There have been news stories, articles, opinion pieces along with other editorials where people rant and complain about people they think to be abusing the device. You hear some complain they had to sit near your dog at a restaurant which they don't believe can be a "real" service dog, or others complain that the neighbors use a pet inside a "no pet" building since they claimed the animal is emotional support animal.

A few of the commentary has an indignant tone, and a few people are downright angry.

So how exactly does this affect those that legitimately own and employ a service animal to raised their lives? In many ways.

For one, it could it more challenging to navigate bureaucracy on the planet when your claim of your disability as well as your service or emotional support animal's status is questioned. If a landlord or company owner has heard negative stories claiming that many people are abusing the machine, it can cause these to look suspiciously at all claimants.

Some landlord and business people have begun asking for proof of status, even though asking for written or another evidence might not be legal, and although many owners of legitimate service animals and emotional support animals haven't taken advantage of registering them, and thus have no such documentation to create.

It is the suspicious attitude and illegal demands of some landlords and companies that make registrations services such as the Service Animal Registry of California so vital to legitimate owners.

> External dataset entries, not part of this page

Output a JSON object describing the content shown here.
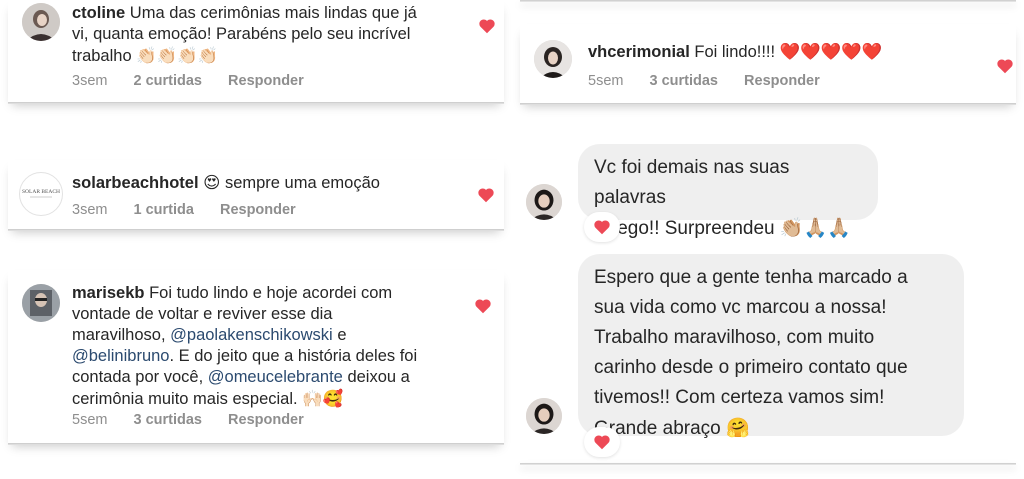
{
  "left": {
    "comments": [
      {
        "username": "ctoline",
        "text_line1": "Uma das cerimônias mais lindas que já",
        "text_line2": "vi, quanta emoção! Parabéns pelo seu incrível",
        "text_line3": "trabalho",
        "emoji": "👏🏻👏🏻👏🏻👏🏻",
        "time": "3sem",
        "likes": "2 curtidas",
        "reply": "Responder"
      },
      {
        "username": "solarbeachhotel",
        "emoji": "😍",
        "text": "sempre uma emoção",
        "avatar_text": "SOLAR BEACH",
        "time": "3sem",
        "likes": "1 curtida",
        "reply": "Responder"
      },
      {
        "username": "marisekb",
        "text_line1": "Foi tudo lindo e hoje acordei com",
        "text_line2": "vontade de voltar e reviver esse dia",
        "text_line3": "maravilhoso,",
        "mention1": "@paolakenschikowski",
        "text_and": "e",
        "mention2": "@belinibruno",
        "text_line4": ". E do jeito que a história deles foi",
        "text_line5a": "contada por você,",
        "mention3": "@omeucelebrante",
        "text_line5b": "deixou a",
        "text_line6": "cerimônia muito mais especial.",
        "emoji": "🙌🏻🥰",
        "time": "5sem",
        "likes": "3 curtidas",
        "reply": "Responder"
      }
    ]
  },
  "right": {
    "comment": {
      "username": "vhcerimonial",
      "text": "Foi lindo!!!!",
      "emoji": "❤️❤️❤️❤️❤️",
      "time": "5sem",
      "likes": "3 curtidas",
      "reply": "Responder"
    },
    "messages": [
      {
        "line1": "Vc foi demais nas suas palavras",
        "line2": "Dyego!! Surpreendeu",
        "emoji": "👏🏼🙏🏼🙏🏼"
      },
      {
        "line1": "Espero que a gente tenha marcado a",
        "line2": "sua vida como vc marcou a nossa!",
        "line3": "Trabalho maravilhoso, com muito",
        "line4": "carinho desde o primeiro contato que",
        "line5": "tivemos!! Com certeza vamos sim!",
        "line6": "Grande abraço",
        "emoji": "🤗"
      }
    ]
  },
  "colors": {
    "heart": "#ed4956",
    "text": "#262626",
    "meta": "#8e8e8e",
    "mention": "#2b4a6f",
    "bubble": "#efefef"
  }
}
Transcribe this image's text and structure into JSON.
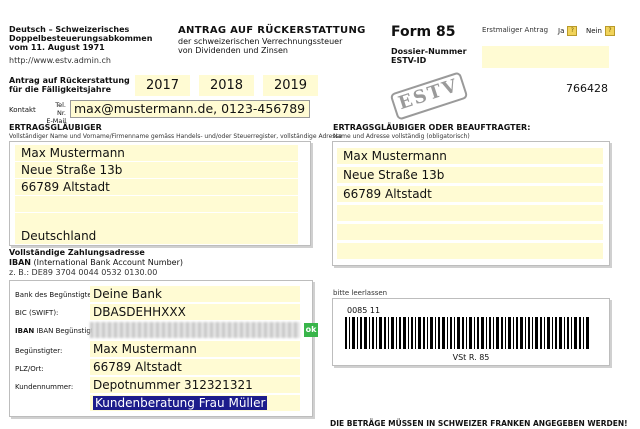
{
  "header": {
    "left_title_lines": [
      "Deutsch – Schweizerisches",
      "Doppelbesteuerungsabkommen",
      "vom 11. August 1971"
    ],
    "url": "http://www.estv.admin.ch",
    "center_title": "ANTRAG AUF RÜCKERSTATTUNG",
    "center_sub_lines": [
      "der schweizerischen Verrechnungssteuer",
      "von Dividenden und Zinsen"
    ],
    "form_label": "Form 85",
    "first_request_label": "Erstmaliger Antrag",
    "yes_label": "Ja",
    "no_label": "Nein",
    "dossier_label_lines": [
      "Dossier-Nummer",
      "ESTV-ID"
    ],
    "dossier_value": "",
    "stamp_text": "ESTV",
    "dossier_number": "766428"
  },
  "years": {
    "label_lines": [
      "Antrag auf Rückerstattung",
      "für die Fälligkeitsjahre"
    ],
    "values": [
      "2017",
      "2018",
      "2019"
    ]
  },
  "contact": {
    "label": "Kontakt",
    "sub_label_lines": [
      "Tel. Nr.",
      "E-Mail"
    ],
    "value": "max@mustermann.de, 0123-456789"
  },
  "creditor": {
    "title": "ERTRAGSGLÄUBIGER",
    "subtitle": "Vollständiger Name und Vorname/Firmenname gemäss Handels- und/oder Steuerregister, vollständige Adresse",
    "lines": [
      "Max Mustermann",
      "Neue Straße 13b",
      "66789 Altstadt",
      "",
      "",
      "Deutschland"
    ]
  },
  "agent": {
    "title": "ERTRAGSGLÄUBIGER ODER BEAUFTRAGTER:",
    "subtitle": "Name und Adresse vollständig (obligatorisch)",
    "lines": [
      "Max Mustermann",
      "Neue Straße 13b",
      "66789 Altstadt",
      "",
      "",
      ""
    ]
  },
  "payment": {
    "title": "Vollständige Zahlungsadresse",
    "iban_title": "IBAN",
    "iban_desc": "(International Bank Account Number)",
    "iban_example": "z. B.: DE89 3704 0044 0532 0130.00",
    "rows": [
      {
        "label": "Bank des Begünstigten:",
        "value": "Deine Bank"
      },
      {
        "label": "BIC (SWIFT):",
        "value": "DBASDEHHXXX"
      },
      {
        "label": "IBAN Begünstigter:",
        "value": ""
      },
      {
        "label": "Begünstigter:",
        "value": "Max Mustermann"
      },
      {
        "label": "PLZ/Ort:",
        "value": "66789 Altstadt"
      },
      {
        "label": "Kundennummer:",
        "value": "Depotnummer 312321321"
      },
      {
        "label": "",
        "value": "Kundenberatung Frau Müller"
      }
    ],
    "iban_ok": "ok"
  },
  "barcode": {
    "label": "bitte leerlassen",
    "number": "0085 11",
    "caption": "VSt R. 85"
  },
  "footer_note": "DIE BETRÄGE MÜSSEN IN SCHWEIZER FRANKEN ANGEGEBEN WERDEN!",
  "colors": {
    "field_bg": "#fffbd3",
    "ok_green": "#39b54a",
    "selection": "#1c1c8c"
  }
}
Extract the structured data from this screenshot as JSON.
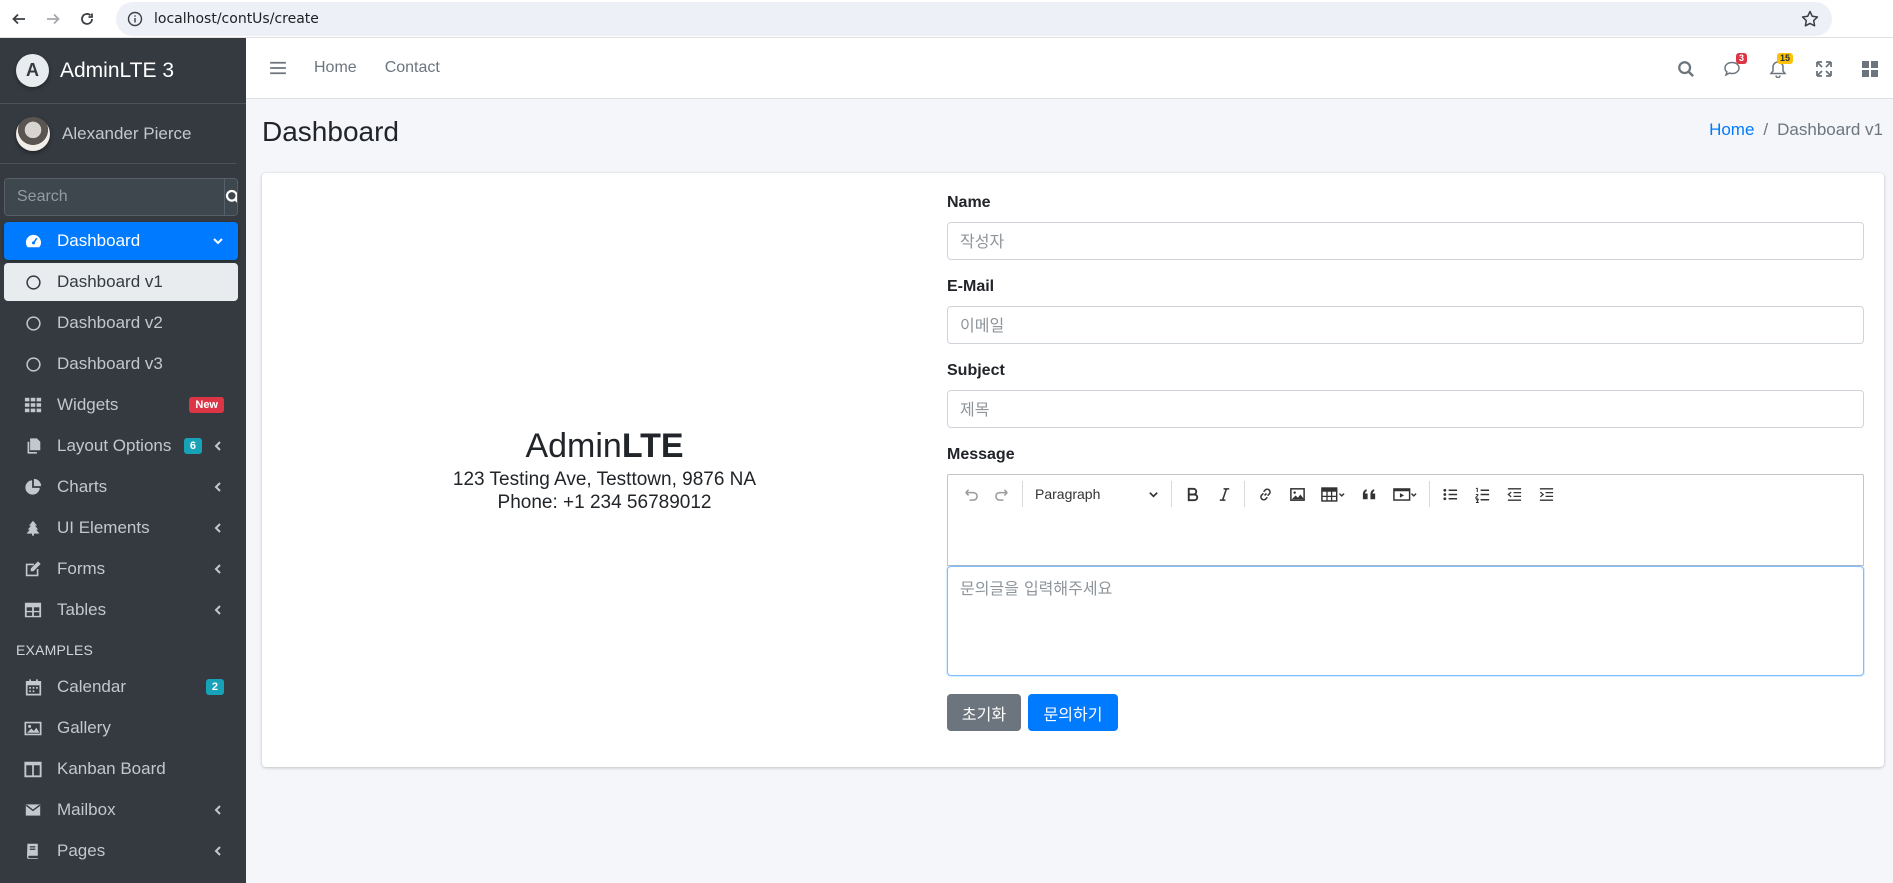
{
  "browser": {
    "url": "localhost/contUs/create"
  },
  "sidebar": {
    "brand": "AdminLTE 3",
    "brand_logo_letter": "A",
    "user_name": "Alexander Pierce",
    "search_placeholder": "Search",
    "items": [
      {
        "label": "Dashboard",
        "icon": "tachometer-icon",
        "state": "active"
      },
      {
        "label": "Dashboard v1",
        "icon": "circle-icon",
        "state": "sub-active"
      },
      {
        "label": "Dashboard v2",
        "icon": "circle-icon"
      },
      {
        "label": "Dashboard v3",
        "icon": "circle-icon"
      },
      {
        "label": "Widgets",
        "icon": "th-icon",
        "badge": "New"
      },
      {
        "label": "Layout Options",
        "icon": "copy-icon",
        "badge": "6"
      },
      {
        "label": "Charts",
        "icon": "chart-pie-icon"
      },
      {
        "label": "UI Elements",
        "icon": "tree-icon"
      },
      {
        "label": "Forms",
        "icon": "edit-icon"
      },
      {
        "label": "Tables",
        "icon": "table-icon"
      }
    ],
    "section_header": "EXAMPLES",
    "examples": [
      {
        "label": "Calendar",
        "icon": "calendar-icon",
        "badge": "2"
      },
      {
        "label": "Gallery",
        "icon": "image-icon"
      },
      {
        "label": "Kanban Board",
        "icon": "columns-icon"
      },
      {
        "label": "Mailbox",
        "icon": "envelope-icon"
      },
      {
        "label": "Pages",
        "icon": "book-icon"
      }
    ]
  },
  "navbar": {
    "links": [
      "Home",
      "Contact"
    ],
    "messages_count": "3",
    "notifications_count": "15"
  },
  "header": {
    "title": "Dashboard",
    "breadcrumb_home": "Home",
    "breadcrumb_sep": "/",
    "breadcrumb_current": "Dashboard v1"
  },
  "contact": {
    "company_light": "Admin",
    "company_bold": "LTE",
    "address": "123 Testing Ave, Testtown, 9876 NA",
    "phone": "Phone: +1 234 56789012"
  },
  "form": {
    "name_label": "Name",
    "name_placeholder": "작성자",
    "email_label": "E-Mail",
    "email_placeholder": "이메일",
    "subject_label": "Subject",
    "subject_placeholder": "제목",
    "message_label": "Message",
    "editor_paragraph": "Paragraph",
    "message_placeholder": "문의글을 입력해주세요",
    "reset_label": "초기화",
    "submit_label": "문의하기"
  },
  "colors": {
    "primary": "#007bff",
    "sidebar_bg": "#343a40",
    "danger": "#dc3545",
    "info": "#17a2b8",
    "warning": "#ffc107",
    "secondary": "#6c757d"
  }
}
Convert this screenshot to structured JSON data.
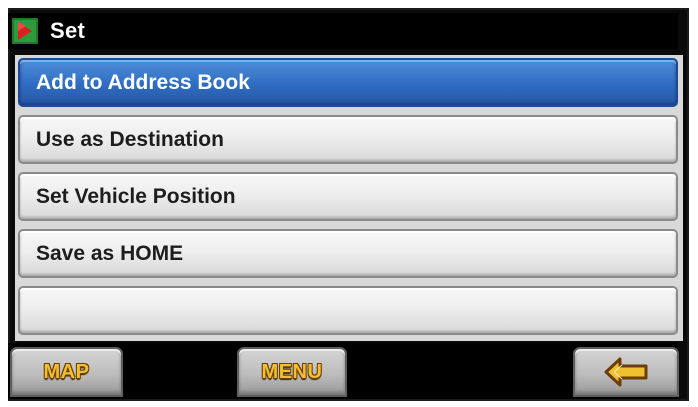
{
  "header": {
    "title": "Set",
    "icon": "nav-flag-icon"
  },
  "menu": {
    "items": [
      {
        "label": "Add to Address Book",
        "selected": true
      },
      {
        "label": "Use as Destination",
        "selected": false
      },
      {
        "label": "Set Vehicle Position",
        "selected": false
      },
      {
        "label": "Save as HOME",
        "selected": false
      },
      {
        "label": "",
        "selected": false
      }
    ]
  },
  "footer": {
    "map_label": "MAP",
    "menu_label": "MENU",
    "back_icon": "back-arrow-icon"
  },
  "colors": {
    "selected": "#2f6cc2",
    "button_text": "#f0c030",
    "bar": "#000000"
  }
}
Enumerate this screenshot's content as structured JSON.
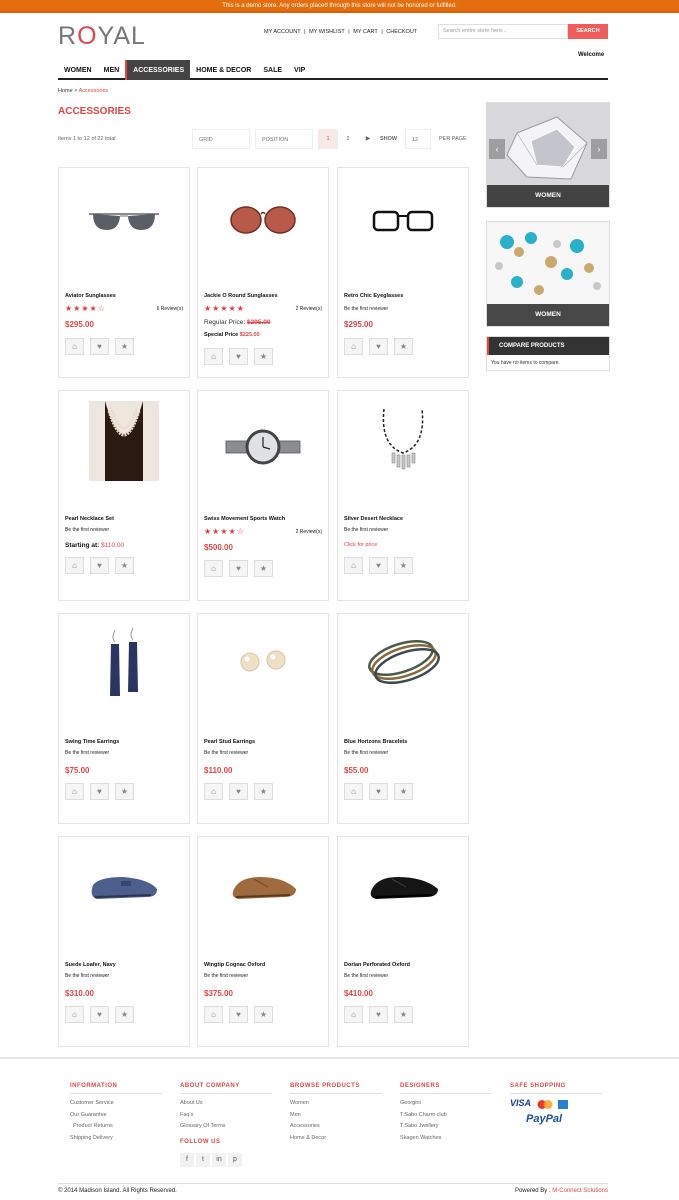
{
  "demo_notice": "This is a demo store. Any orders placed through this store will not be honored or fulfilled.",
  "logo": {
    "part1": "R",
    "part2": "O",
    "part3": "YAL"
  },
  "top_links": [
    "MY ACCOUNT",
    "|",
    "MY WISHLIST",
    "|",
    "MY CART",
    "|",
    "CHECKOUT"
  ],
  "search": {
    "placeholder": "Search entire store here...",
    "button": "SEARCH"
  },
  "welcome": "Welcome",
  "nav": [
    "WOMEN",
    "MEN",
    "ACCESSORIES",
    "HOME & DECOR",
    "SALE",
    "VIP"
  ],
  "breadcrumb": {
    "home": "Home",
    "sep": " > ",
    "current": "Accessories"
  },
  "page_title": "ACCESSORIES",
  "toolbar": {
    "count": "Items 1 to 12 of 22 total",
    "view": "GRID",
    "sort": "POSITION",
    "pages": [
      "1",
      "2"
    ],
    "next": "▶",
    "show_label": "SHOW",
    "show_value": "12",
    "per_page": "PER PAGE"
  },
  "products": [
    {
      "name": "Aviator Sunglasses",
      "stars": "★★★★☆",
      "reviews": "6 Review(s)",
      "price": "$295.00"
    },
    {
      "name": "Jackie O Round Sunglasses",
      "stars": "★★★★★",
      "reviews": "2 Review(s)",
      "regular_label": "Regular Price:",
      "regular_price": "$295.00",
      "special_label": "Special Price",
      "special_price": "$225.00"
    },
    {
      "name": "Retro Chic Eyeglasses",
      "first": "Be the first reviewer",
      "price": "$295.00"
    },
    {
      "name": "Pearl Necklace Set",
      "first": "Be the first reviewer",
      "starting_label": "Starting at:",
      "starting_price": "$110.00"
    },
    {
      "name": "Swiss Movement Sports Watch",
      "stars": "★★★★☆",
      "reviews": "2 Review(s)",
      "price": "$500.00"
    },
    {
      "name": "Silver Desert Necklace",
      "first": "Be the first reviewer",
      "click_price": "Click for price"
    },
    {
      "name": "Swing Time Earrings",
      "first": "Be the first reviewer",
      "price": "$75.00"
    },
    {
      "name": "Pearl Stud Earrings",
      "first": "Be the first reviewer",
      "price": "$110.00"
    },
    {
      "name": "Blue Horizons Bracelets",
      "first": "Be the first reviewer",
      "price": "$55.00"
    },
    {
      "name": "Suede Loafer, Navy",
      "first": "Be the first reviewer",
      "price": "$310.00"
    },
    {
      "name": "Wingtip Cognac Oxford",
      "first": "Be the first reviewer",
      "price": "$375.00"
    },
    {
      "name": "Dorian Perforated Oxford",
      "first": "Be the first reviewer",
      "price": "$410.00"
    }
  ],
  "sidebar": {
    "banner1_label": "WOMEN",
    "banner2_label": "WOMEN",
    "compare_title": "COMPARE PRODUCTS",
    "compare_text": "You have no items to compare."
  },
  "footer": {
    "information": {
      "title": "INFORMATION",
      "links": [
        "Customer Service",
        "Our Guarantee",
        "Product Returns",
        "Shipping Delivery"
      ]
    },
    "about": {
      "title": "ABOUT COMPANY",
      "links": [
        "About Us",
        "Faq's",
        "Glossary Of Terms"
      ]
    },
    "follow": {
      "title": "FOLLOW US",
      "icons": [
        "f",
        "t",
        "in",
        "p"
      ]
    },
    "browse": {
      "title": "BROWSE PRODUCTS",
      "links": [
        "Women",
        "Men",
        "Accessories",
        "Home & Decor"
      ]
    },
    "designers": {
      "title": "DESIGNERS",
      "links": [
        "Georgini",
        "T.Sabo Charm club",
        "T.Sabo Jwellery",
        "Skagen Watches"
      ]
    },
    "shopping": {
      "title": "SAFE SHOPPING",
      "visa": "VISA",
      "paypal": "PayPal"
    },
    "copyright": "© 2014 Madison Island. All Rights Reserved.",
    "powered_label": "Powered By :",
    "powered_name": "M-Connect Solutions"
  }
}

Although registration is optional, it can benefit shortcut the housing rental and business access issues if the owner can certainly produce a simple document that will often satisfy the owner or landlord. Also, when using public spaces, it's easier to give a document having a simple sentence stating, "This is really a service animal" and letting one other party read the information, as opposed to having a long-winded protracted conversation (or worse, argument) in public places, with onlookers listening in and gathering across the discussion.

So, do some people scam the system, or game the law? Sadly, the reply is "probably yes." In your life, there is always room for abuse and individuals can try to take advantage of many systems that we as a society set up to protect the rights of people who need such protection. As an example, many drivers falsely display disabled parking placards to benefit from free and convenient parking. Not to mention the number of people who lie on the tax returns, claim improper tax deductions, abuse shop return policies, or do other bad acts.

But that percentage of abuse, which in service animal laws is hopefully small, could well be a very small investment when compared to the higher objective of promoting access and equality for those.

In the end, you cannot control any system to make it 100% abuse proof. So tolerating the few individuals who scam service animal laws will be the price we gladly pay to ensure that the disabled within the great state of California have equal access under law.